• What the exercise asks: Output only the lines that run from the line holding "Serialize everything readable" to the end of the entries, both ends included, and skip the pictures.

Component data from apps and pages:
..............................

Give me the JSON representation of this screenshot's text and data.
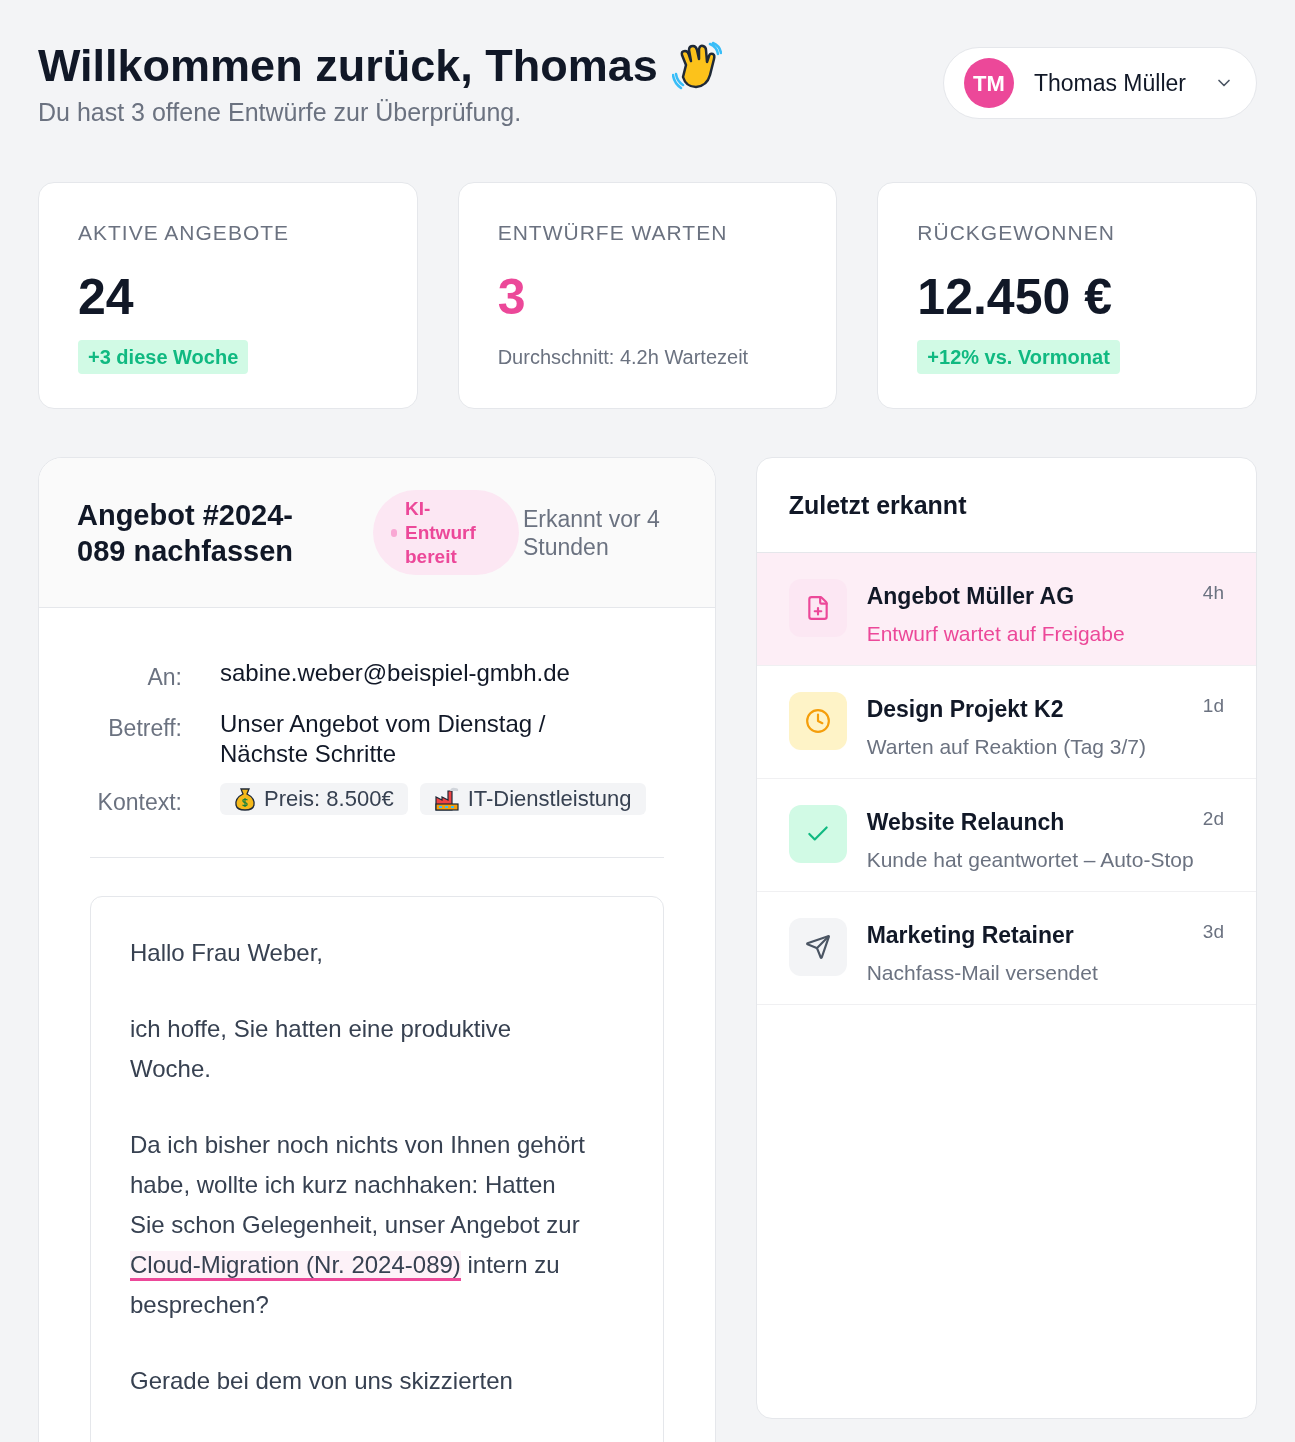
{
  "header": {
    "title": "Willkommen zurück, Thomas",
    "subtitle": "Du hast 3 offene Entwürfe zur Überprüfung."
  },
  "user": {
    "initials": "TM",
    "name": "Thomas Müller"
  },
  "stats": [
    {
      "label": "AKTIVE ANGEBOTE",
      "value": "24",
      "kind": "badge",
      "note": "+3 diese Woche",
      "highlight": false
    },
    {
      "label": "ENTWÜRFE WARTEN",
      "value": "3",
      "kind": "text",
      "note": "Durchschnitt: 4.2h Wartezeit",
      "highlight": true
    },
    {
      "label": "RÜCKGEWONNEN",
      "value": "12.450 €",
      "kind": "badge",
      "note": "+12% vs. Vormonat",
      "highlight": false
    }
  ],
  "draft": {
    "title": "Angebot #2024-089 nachfassen",
    "badge": "KI-Entwurf bereit",
    "detected": "Erkannt vor 4 Stunden",
    "fields": [
      {
        "label": "An:",
        "kind": "text",
        "value": "sabine.weber@beispiel-gmbh.de"
      },
      {
        "label": "Betreff:",
        "kind": "text",
        "value": "Unser Angebot vom Dienstag / Nächste Schritte"
      },
      {
        "label": "Kontext:",
        "kind": "tags",
        "tags": [
          {
            "kind": "price",
            "text": "Preis: 8.500€"
          },
          {
            "kind": "industry",
            "text": "IT-Dienstleistung"
          }
        ]
      }
    ],
    "body": [
      {
        "parts": [
          {
            "text": "Hallo Frau Weber,",
            "kind": "plain"
          }
        ]
      },
      {
        "parts": [
          {
            "text": "ich hoffe, Sie hatten eine produktive Woche.",
            "kind": "plain"
          }
        ]
      },
      {
        "parts": [
          {
            "text": "Da ich bisher noch nichts von Ihnen gehört habe, wollte ich kurz nachhaken: Hatten Sie schon Gelegenheit, unser Angebot zur ",
            "kind": "plain"
          },
          {
            "text": "Cloud-Migration (Nr. 2024-089)",
            "kind": "highlight"
          },
          {
            "text": " intern zu besprechen?",
            "kind": "plain"
          }
        ]
      },
      {
        "parts": [
          {
            "text": "Gerade bei dem von uns skizzierten",
            "kind": "plain"
          }
        ]
      }
    ]
  },
  "recent": {
    "title": "Zuletzt erkannt",
    "items": [
      {
        "title": "Angebot Müller AG",
        "subtitle": "Entwurf wartet auf Freigabe",
        "time": "4h",
        "kind": "draft",
        "selected": true
      },
      {
        "title": "Design Projekt K2",
        "subtitle": "Warten auf Reaktion (Tag 3/7)",
        "time": "1d",
        "kind": "waiting",
        "selected": false
      },
      {
        "title": "Website Relaunch",
        "subtitle": "Kunde hat geantwortet – Auto-Stop",
        "time": "2d",
        "kind": "done",
        "selected": false
      },
      {
        "title": "Marketing Retainer",
        "subtitle": "Nachfass-Mail versendet",
        "time": "3d",
        "kind": "sent",
        "selected": false
      }
    ]
  }
}
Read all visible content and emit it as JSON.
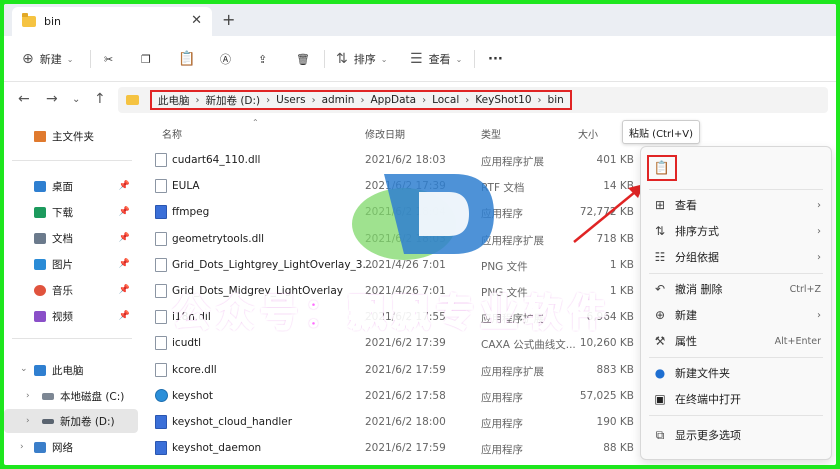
{
  "window": {
    "tab_title": "bin",
    "tab_close": "✕",
    "new_tab": "+"
  },
  "toolbar": {
    "new_label": "新建",
    "sort_label": "排序",
    "view_label": "查看",
    "more": "···"
  },
  "address": {
    "crumbs": [
      "此电脑",
      "新加卷 (D:)",
      "Users",
      "admin",
      "AppData",
      "Local",
      "KeyShot10",
      "bin"
    ]
  },
  "sidebar": {
    "home": "主文件夹",
    "items": [
      "桌面",
      "下载",
      "文档",
      "图片",
      "音乐",
      "视频"
    ],
    "this_pc": "此电脑",
    "drive_c": "本地磁盘 (C:)",
    "drive_d": "新加卷 (D:)",
    "network": "网络"
  },
  "columns": {
    "name": "名称",
    "date": "修改日期",
    "type": "类型",
    "size": "大小"
  },
  "files": [
    {
      "name": "cudart64_110.dll",
      "date": "2021/6/2 18:03",
      "type": "应用程序扩展",
      "size": "401 KB",
      "icon": "dll-icon"
    },
    {
      "name": "EULA",
      "date": "2021/6/2 17:39",
      "type": "RTF 文档",
      "size": "14 KB",
      "icon": "document-icon"
    },
    {
      "name": "ffmpeg",
      "date": "2021/6/2 18:04",
      "type": "应用程序",
      "size": "72,772 KB",
      "icon": "app-icon"
    },
    {
      "name": "geometrytools.dll",
      "date": "2021/6/2 18:03",
      "type": "应用程序扩展",
      "size": "718 KB",
      "icon": "dll-icon"
    },
    {
      "name": "Grid_Dots_Lightgrey_LightOverlay_3...",
      "date": "2021/4/26 7:01",
      "type": "PNG 文件",
      "size": "1 KB",
      "icon": "image-icon"
    },
    {
      "name": "Grid_Dots_Midgrey_LightOverlay",
      "date": "2021/4/26 7:01",
      "type": "PNG 文件",
      "size": "1 KB",
      "icon": "image-icon"
    },
    {
      "name": "i18n.dll",
      "date": "2021/6/2 17:55",
      "type": "应用程序扩展",
      "size": "6,964 KB",
      "icon": "dll-icon"
    },
    {
      "name": "icudtl",
      "date": "2021/6/2 17:39",
      "type": "CAXA 公式曲线文...",
      "size": "10,260 KB",
      "icon": "document-icon"
    },
    {
      "name": "kcore.dll",
      "date": "2021/6/2 17:59",
      "type": "应用程序扩展",
      "size": "883 KB",
      "icon": "dll-icon"
    },
    {
      "name": "keyshot",
      "date": "2021/6/2 17:58",
      "type": "应用程序",
      "size": "57,025 KB",
      "icon": "keyshot-icon"
    },
    {
      "name": "keyshot_cloud_handler",
      "date": "2021/6/2 18:00",
      "type": "应用程序",
      "size": "190 KB",
      "icon": "app-icon"
    },
    {
      "name": "keyshot_daemon",
      "date": "2021/6/2 17:59",
      "type": "应用程序",
      "size": "88 KB",
      "icon": "app-icon"
    }
  ],
  "context_menu": {
    "tooltip": "粘贴 (Ctrl+V)",
    "view": "查看",
    "sort": "排序方式",
    "group": "分组依据",
    "undo": "撤消 删除",
    "undo_key": "Ctrl+Z",
    "new": "新建",
    "properties": "属性",
    "properties_key": "Alt+Enter",
    "new_folder": "新建文件夹",
    "open_terminal": "在终端中打开",
    "more_options": "显示更多选项"
  },
  "watermark": {
    "text": "公众号：飘飘专业软件"
  },
  "colors": {
    "accent_red": "#e02424",
    "frame_green": "#1ee61e",
    "folder_yellow": "#f5c342",
    "watermark_pink": "#ff5cff"
  }
}
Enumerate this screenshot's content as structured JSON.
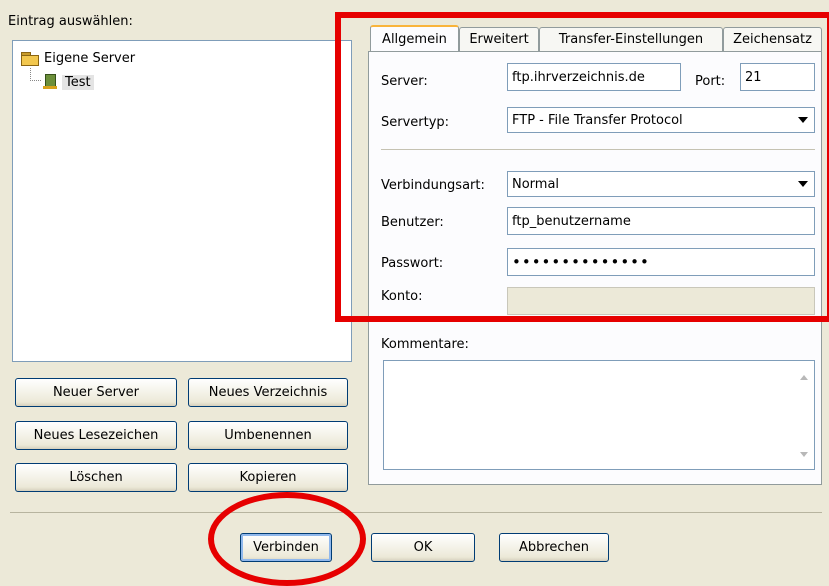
{
  "tree": {
    "title": "Eintrag auswählen:",
    "root_label": "Eigene Server",
    "child_label": "Test"
  },
  "left_buttons": {
    "new_server": "Neuer Server",
    "new_folder": "Neues Verzeichnis",
    "new_bookmark": "Neues Lesezeichen",
    "rename": "Umbenennen",
    "delete": "Löschen",
    "copy": "Kopieren"
  },
  "tabs": [
    {
      "label": "Allgemein",
      "active": true
    },
    {
      "label": "Erweitert",
      "active": false
    },
    {
      "label": "Transfer-Einstellungen",
      "active": false
    },
    {
      "label": "Zeichensatz",
      "active": false
    }
  ],
  "form": {
    "server_label": "Server:",
    "server_value": "ftp.ihrverzeichnis.de",
    "port_label": "Port:",
    "port_value": "21",
    "servertype_label": "Servertyp:",
    "servertype_value": "FTP - File Transfer Protocol",
    "connection_label": "Verbindungsart:",
    "connection_value": "Normal",
    "user_label": "Benutzer:",
    "user_value": "ftp_benutzername",
    "password_label": "Passwort:",
    "password_value": "••••••••••••••",
    "account_label": "Konto:",
    "account_value": "",
    "comments_label": "Kommentare:",
    "comments_value": ""
  },
  "footer": {
    "connect": "Verbinden",
    "ok": "OK",
    "cancel": "Abbrechen"
  },
  "annotations": {
    "highlight_color": "#e60000"
  }
}
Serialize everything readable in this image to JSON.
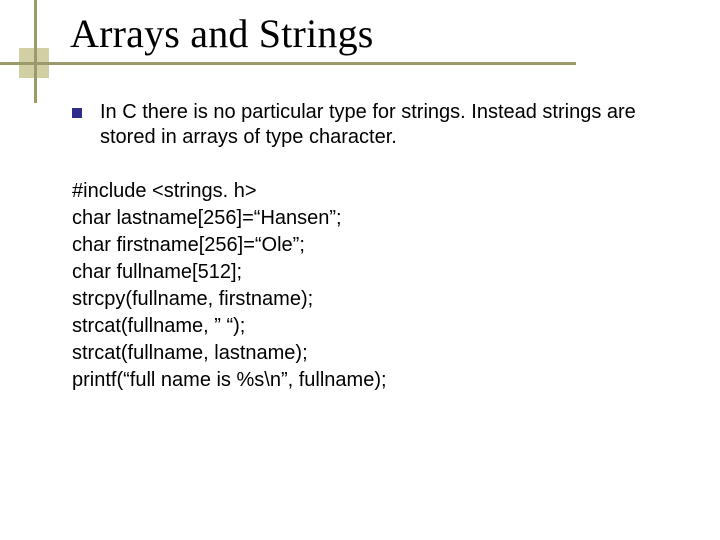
{
  "title": "Arrays and Strings",
  "bullet": "In C there is no particular type for strings. Instead strings are stored in arrays of type character.",
  "code": [
    "#include <strings. h>",
    "char lastname[256]=“Hansen”;",
    "char firstname[256]=“Ole”;",
    "char fullname[512];",
    "strcpy(fullname, firstname);",
    "strcat(fullname, ” “);",
    "strcat(fullname, lastname);",
    "printf(“full name is %s\\n”, fullname);"
  ]
}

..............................

• Task output:
Serialize everything readable in this image to JSON.
{
  "title": "Arrays and Strings",
  "bullet": "In C there is no particular type for strings. Instead strings are stored in arrays of type character.",
  "code": [
    "#include <strings. h>",
    "char lastname[256]=“Hansen”;",
    "char firstname[256]=“Ole”;",
    "char fullname[512];",
    "strcpy(fullname, firstname);",
    "strcat(fullname, ” “);",
    "strcat(fullname, lastname);",
    "printf(“full name is %s\\n”, fullname);"
  ]
}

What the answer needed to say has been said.